* _Assignment_
Return every line of the data below word for word, including the punctuation.

* _Supplied entries_
--
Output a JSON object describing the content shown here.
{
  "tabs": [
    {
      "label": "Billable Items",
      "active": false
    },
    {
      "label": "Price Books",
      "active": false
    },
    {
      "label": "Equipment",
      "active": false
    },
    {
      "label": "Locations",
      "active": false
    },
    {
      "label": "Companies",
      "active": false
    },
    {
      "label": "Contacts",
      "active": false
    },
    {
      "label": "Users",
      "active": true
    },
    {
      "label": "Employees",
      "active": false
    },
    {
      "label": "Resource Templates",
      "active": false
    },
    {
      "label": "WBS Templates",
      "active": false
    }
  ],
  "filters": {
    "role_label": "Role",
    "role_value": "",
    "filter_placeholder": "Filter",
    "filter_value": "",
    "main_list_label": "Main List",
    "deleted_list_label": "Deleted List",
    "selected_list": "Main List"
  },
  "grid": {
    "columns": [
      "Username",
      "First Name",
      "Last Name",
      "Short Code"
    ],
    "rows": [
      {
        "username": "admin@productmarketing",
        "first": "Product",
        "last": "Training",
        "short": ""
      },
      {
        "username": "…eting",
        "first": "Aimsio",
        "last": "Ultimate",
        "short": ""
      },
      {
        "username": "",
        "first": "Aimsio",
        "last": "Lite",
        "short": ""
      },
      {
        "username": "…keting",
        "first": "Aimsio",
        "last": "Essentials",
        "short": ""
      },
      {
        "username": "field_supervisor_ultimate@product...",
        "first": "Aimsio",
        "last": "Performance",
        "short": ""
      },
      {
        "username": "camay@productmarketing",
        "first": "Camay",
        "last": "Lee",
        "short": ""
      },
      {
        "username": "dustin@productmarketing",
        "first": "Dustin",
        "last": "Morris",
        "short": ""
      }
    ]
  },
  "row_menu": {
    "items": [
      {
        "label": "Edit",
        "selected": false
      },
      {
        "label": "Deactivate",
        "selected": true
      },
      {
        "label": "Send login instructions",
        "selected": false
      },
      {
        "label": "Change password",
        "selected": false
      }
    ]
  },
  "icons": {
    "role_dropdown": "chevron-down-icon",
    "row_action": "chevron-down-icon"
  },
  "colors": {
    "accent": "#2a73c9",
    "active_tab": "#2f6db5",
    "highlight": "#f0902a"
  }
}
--
* _Solution for this problem_
Output a JSON object describing the content shown here.
{
  "tabs": [
    {
      "label": "Billable Items",
      "active": false
    },
    {
      "label": "Price Books",
      "active": false
    },
    {
      "label": "Equipment",
      "active": false
    },
    {
      "label": "Locations",
      "active": false
    },
    {
      "label": "Companies",
      "active": false
    },
    {
      "label": "Contacts",
      "active": false
    },
    {
      "label": "Users",
      "active": true
    },
    {
      "label": "Employees",
      "active": false
    },
    {
      "label": "Resource Templates",
      "active": false
    },
    {
      "label": "WBS Templates",
      "active": false
    }
  ],
  "filters": {
    "role_label": "Role",
    "role_value": "",
    "filter_placeholder": "Filter",
    "filter_value": "",
    "main_list_label": "Main List",
    "deleted_list_label": "Deleted List",
    "selected_list": "Main List"
  },
  "grid": {
    "columns": [
      "Username",
      "First Name",
      "Last Name",
      "Short Code"
    ],
    "rows": [
      {
        "username": "admin@productmarketing",
        "first": "Product",
        "last": "Training",
        "short": ""
      },
      {
        "username": "…eting",
        "first": "Aimsio",
        "last": "Ultimate",
        "short": ""
      },
      {
        "username": "",
        "first": "Aimsio",
        "last": "Lite",
        "short": ""
      },
      {
        "username": "…keting",
        "first": "Aimsio",
        "last": "Essentials",
        "short": ""
      },
      {
        "username": "field_supervisor_ultimate@product...",
        "first": "Aimsio",
        "last": "Performance",
        "short": ""
      },
      {
        "username": "camay@productmarketing",
        "first": "Camay",
        "last": "Lee",
        "short": ""
      },
      {
        "username": "dustin@productmarketing",
        "first": "Dustin",
        "last": "Morris",
        "short": ""
      }
    ]
  },
  "row_menu": {
    "items": [
      {
        "label": "Edit",
        "selected": false
      },
      {
        "label": "Deactivate",
        "selected": true
      },
      {
        "label": "Send login instructions",
        "selected": false
      },
      {
        "label": "Change password",
        "selected": false
      }
    ]
  },
  "icons": {
    "role_dropdown": "chevron-down-icon",
    "row_action": "chevron-down-icon"
  },
  "colors": {
    "accent": "#2a73c9",
    "active_tab": "#2f6db5",
    "highlight": "#f0902a"
  }
}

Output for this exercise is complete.